When offered a choice between a trip to the doctor or a shopping day at the American Girl Store, eight-year-old Emma chose the doctor — hands down. An extraordinary choice, but then, Emma is an extraordinary girl.
This wasn’t to be a typical doctor’s visit. Emma came to Mayo Clinic to surprise Svetomir Markovic, M.D., Ph.D., professor of medicine, oncology, and Charles F. Mathy Professor in Melanoma. In her hand she held a check for more than $1,000. Money she’d raised for Mayo Clinic melanoma research in his honor.
Emma’s reason for the gift is simple. “It’s because he takes good care of people,” she says. She knows first hand the care of Dr. Markovic. He was her father’s oncologist. Sadly, Emma’s father, David, lost his battle to melanoma on August 28, 2009.
So this year, as Emma’s family of Langdon, North Dakota was preparing to participate in their local American Cancer Society’s 2010 Relay for Life, it was Emma’s job to design t-shirts for their team — Team Scrappy. Emma’s mother explains that her husband, David earned the nickname “Scrappy” in high school when he wrestled.
“He was a fighter,” she says, “And I watched how hard he fought melanoma, so it was an appropriate nickname for him and the perfect name for our team.”
Although Emma says that she never quite “got” the Scrappy team name, it really didn’t matter because it didn’t interfere with the t-shirt design: a red star for Dad, and #1, “because Dad was #1,” she smiles, and the word BELIEVE across the front.
As she designed the t-shirt, Emma got the idea of selling them to raise money for melanoma research at Mayo Clinic, “to help find some answers for people with melanoma,” she says.
Emma wrote a thank you letter that accompanied each t-shirt explaining the project and where she was donating the money. “I miss my daddy very much and think about him all the time,” she wrote. “All the money I raise is going to be given to the Mayo Clinic in honor of my daddy’s doctor, Dr. Markovic.”
Her initial goal was to raise $500, and she more than doubled it.
“This entire story brought tears to my eyes,” says Dr. Markovic. “This is a wonderful family who has had to deal with so much. Some months it seemed they spent more time in Rochester than at home. I’ve known them for a long time.”
“Our favorite topic, once we ‘dealt with cancer,’ was to talk about our children,” says Dr. Markovic. “Our children are of similar age and they always had good parenting tips for me, and so I was overwhelmed when I heard that little Emma had done such a wonderful thing and raised money to help me fix cancer. With help like that, how could we ever lose?”
Even at this young age Emma seems to grasp the importance of caring even if cure is not always possible.
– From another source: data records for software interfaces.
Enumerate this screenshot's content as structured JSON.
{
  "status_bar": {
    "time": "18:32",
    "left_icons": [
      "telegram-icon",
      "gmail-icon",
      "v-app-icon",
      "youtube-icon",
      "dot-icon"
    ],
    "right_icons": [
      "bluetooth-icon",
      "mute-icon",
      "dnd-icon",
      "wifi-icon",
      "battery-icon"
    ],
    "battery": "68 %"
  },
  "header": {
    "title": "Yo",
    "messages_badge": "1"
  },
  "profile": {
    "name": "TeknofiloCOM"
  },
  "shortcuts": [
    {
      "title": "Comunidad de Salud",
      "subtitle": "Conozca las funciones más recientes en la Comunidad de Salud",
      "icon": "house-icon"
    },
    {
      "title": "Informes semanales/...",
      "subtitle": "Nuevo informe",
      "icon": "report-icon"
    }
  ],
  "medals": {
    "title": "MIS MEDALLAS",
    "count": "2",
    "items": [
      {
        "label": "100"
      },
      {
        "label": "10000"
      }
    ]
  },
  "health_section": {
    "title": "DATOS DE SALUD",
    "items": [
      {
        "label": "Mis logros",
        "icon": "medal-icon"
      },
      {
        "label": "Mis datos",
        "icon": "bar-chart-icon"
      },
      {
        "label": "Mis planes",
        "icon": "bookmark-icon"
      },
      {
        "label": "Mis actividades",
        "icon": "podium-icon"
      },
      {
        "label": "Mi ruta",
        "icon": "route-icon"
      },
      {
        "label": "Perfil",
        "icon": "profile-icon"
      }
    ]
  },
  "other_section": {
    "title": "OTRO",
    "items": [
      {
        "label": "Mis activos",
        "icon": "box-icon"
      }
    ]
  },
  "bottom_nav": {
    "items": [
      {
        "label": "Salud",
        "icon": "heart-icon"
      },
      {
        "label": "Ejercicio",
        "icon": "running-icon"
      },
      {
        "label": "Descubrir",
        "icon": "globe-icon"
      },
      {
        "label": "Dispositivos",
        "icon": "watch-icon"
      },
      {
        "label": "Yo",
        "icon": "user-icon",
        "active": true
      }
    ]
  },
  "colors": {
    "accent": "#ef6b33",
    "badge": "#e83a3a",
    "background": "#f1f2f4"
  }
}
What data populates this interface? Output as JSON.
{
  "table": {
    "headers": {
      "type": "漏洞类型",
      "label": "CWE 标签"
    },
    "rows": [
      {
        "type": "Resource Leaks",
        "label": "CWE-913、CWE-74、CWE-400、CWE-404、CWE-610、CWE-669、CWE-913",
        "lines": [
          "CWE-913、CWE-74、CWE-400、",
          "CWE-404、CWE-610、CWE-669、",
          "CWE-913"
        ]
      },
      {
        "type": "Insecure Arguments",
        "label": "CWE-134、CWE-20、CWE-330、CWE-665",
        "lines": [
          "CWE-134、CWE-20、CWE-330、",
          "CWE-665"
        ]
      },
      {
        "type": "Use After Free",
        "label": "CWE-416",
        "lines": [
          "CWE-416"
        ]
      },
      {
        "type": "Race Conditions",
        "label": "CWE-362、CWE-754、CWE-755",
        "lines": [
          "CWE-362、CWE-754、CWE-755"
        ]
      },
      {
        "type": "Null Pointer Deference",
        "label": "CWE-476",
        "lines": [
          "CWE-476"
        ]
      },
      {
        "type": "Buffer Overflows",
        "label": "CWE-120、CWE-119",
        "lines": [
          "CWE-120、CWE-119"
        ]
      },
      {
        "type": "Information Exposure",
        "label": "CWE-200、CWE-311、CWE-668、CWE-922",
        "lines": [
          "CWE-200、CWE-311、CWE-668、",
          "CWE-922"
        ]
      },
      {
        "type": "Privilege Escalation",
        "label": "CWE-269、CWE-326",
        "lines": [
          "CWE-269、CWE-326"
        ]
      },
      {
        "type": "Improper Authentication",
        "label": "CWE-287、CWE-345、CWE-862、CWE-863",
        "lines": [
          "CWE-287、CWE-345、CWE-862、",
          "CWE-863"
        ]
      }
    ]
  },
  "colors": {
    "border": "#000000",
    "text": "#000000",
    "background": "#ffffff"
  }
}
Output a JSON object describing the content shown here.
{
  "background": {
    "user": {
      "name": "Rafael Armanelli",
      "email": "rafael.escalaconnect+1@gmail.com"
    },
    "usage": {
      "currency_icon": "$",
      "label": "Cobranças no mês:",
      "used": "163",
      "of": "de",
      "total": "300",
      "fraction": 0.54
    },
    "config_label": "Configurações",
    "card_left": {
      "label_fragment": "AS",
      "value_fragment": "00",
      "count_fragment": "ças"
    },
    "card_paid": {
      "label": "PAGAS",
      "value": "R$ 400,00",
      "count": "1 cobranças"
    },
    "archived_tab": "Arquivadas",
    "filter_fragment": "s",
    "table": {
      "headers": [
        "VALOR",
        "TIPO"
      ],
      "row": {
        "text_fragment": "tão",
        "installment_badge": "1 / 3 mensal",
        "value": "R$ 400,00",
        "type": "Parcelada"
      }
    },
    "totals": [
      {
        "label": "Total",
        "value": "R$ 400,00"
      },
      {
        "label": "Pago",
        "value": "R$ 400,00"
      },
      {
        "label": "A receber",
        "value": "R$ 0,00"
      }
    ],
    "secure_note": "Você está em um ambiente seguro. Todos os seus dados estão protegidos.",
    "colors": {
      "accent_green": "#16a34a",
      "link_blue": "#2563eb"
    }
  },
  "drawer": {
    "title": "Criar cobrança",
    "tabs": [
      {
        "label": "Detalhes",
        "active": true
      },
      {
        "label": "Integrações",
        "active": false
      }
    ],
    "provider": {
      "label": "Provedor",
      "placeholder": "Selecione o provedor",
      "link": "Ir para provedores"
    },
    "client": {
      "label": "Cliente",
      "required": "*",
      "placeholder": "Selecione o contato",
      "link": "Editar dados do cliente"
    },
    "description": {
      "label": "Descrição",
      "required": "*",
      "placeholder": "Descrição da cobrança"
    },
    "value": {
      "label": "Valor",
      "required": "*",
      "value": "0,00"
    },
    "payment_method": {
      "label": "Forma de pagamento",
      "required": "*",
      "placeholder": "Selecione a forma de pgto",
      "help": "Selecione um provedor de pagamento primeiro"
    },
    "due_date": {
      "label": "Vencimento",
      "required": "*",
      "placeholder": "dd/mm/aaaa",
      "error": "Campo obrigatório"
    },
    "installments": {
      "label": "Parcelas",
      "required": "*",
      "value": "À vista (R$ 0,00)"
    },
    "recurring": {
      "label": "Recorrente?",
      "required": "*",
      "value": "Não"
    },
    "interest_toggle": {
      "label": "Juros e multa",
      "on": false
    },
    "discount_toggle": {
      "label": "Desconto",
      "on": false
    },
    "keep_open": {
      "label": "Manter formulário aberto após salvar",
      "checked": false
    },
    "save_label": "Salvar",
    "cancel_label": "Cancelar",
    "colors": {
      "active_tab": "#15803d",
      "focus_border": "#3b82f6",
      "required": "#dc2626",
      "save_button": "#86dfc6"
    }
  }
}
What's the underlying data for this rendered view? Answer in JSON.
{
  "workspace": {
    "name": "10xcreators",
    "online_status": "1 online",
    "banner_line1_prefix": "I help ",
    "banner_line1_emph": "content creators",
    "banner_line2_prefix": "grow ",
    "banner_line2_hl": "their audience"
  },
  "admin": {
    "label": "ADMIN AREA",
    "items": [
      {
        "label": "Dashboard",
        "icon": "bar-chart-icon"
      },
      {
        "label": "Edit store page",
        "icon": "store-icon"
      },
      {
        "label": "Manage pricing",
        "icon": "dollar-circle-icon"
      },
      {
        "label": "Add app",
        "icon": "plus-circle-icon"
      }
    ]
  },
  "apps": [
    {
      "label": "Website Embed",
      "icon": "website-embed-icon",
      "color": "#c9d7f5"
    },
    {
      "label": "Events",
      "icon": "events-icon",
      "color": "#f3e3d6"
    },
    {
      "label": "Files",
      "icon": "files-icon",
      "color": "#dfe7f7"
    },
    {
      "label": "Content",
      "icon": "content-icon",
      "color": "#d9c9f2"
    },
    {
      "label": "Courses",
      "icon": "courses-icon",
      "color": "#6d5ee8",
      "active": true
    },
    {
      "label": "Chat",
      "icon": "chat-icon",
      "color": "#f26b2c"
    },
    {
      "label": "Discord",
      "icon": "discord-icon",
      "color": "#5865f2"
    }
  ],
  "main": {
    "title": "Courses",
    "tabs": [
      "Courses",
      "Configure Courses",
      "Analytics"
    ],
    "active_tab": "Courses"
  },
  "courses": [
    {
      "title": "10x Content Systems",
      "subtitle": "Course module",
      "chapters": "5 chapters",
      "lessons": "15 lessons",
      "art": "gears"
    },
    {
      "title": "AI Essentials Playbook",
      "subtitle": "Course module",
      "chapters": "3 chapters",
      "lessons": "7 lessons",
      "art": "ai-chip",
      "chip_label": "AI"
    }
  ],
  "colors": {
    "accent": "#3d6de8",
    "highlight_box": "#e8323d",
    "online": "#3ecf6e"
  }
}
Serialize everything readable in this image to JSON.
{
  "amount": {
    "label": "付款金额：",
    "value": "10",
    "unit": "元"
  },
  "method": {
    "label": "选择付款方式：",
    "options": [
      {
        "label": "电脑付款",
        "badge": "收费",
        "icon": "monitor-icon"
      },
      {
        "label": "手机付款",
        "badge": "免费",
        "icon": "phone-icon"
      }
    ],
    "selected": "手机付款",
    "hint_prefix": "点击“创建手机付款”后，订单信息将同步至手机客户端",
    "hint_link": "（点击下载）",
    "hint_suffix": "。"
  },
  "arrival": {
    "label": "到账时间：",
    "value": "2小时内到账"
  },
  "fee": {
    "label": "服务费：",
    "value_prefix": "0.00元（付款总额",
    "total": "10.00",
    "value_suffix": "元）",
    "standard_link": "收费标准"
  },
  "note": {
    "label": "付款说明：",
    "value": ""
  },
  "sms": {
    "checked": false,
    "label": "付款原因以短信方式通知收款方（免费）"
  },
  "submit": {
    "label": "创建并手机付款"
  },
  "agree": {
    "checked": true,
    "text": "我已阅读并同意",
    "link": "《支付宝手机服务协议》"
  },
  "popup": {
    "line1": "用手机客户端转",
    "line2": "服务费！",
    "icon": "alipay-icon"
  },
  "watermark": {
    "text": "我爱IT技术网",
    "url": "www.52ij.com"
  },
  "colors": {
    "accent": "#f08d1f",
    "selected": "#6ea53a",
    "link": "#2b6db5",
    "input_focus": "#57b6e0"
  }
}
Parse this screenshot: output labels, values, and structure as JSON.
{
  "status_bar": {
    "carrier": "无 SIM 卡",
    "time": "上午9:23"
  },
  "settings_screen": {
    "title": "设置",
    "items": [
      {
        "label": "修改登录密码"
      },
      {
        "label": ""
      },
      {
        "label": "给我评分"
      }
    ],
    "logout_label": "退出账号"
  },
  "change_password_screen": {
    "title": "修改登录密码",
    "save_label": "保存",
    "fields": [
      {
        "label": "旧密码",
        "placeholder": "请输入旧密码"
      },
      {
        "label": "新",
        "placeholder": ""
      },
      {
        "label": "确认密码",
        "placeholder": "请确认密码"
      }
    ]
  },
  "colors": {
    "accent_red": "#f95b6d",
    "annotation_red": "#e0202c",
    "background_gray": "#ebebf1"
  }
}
She’s honored the caring at Mayo through her gift. More importantly, she’s taken up the torch to support the care of people with the disease and its study. She never misses an opportunity to inform others about melanoma and the dangers of the sun. “Learn to wear a hat,” is one of her mantras.
Her enthusiasm is contagious and her salesmanship . . . well, let me put it this way, she dropped off a check for Dr. Markovic and picked up a t-shirt order from him with sleight of hand a magician would envy.
Having accomplished that, Emma and her cousin, Grace set off to summer camp. With a skip in her step and a smile on her face, she left Dr. Markovic saying she’d be back next year with double the proceedings of this year.
Emma’s story was written by Dianne M. Axen, communications consultant in the Department of Develoment, Mayo Clinic in Minnesota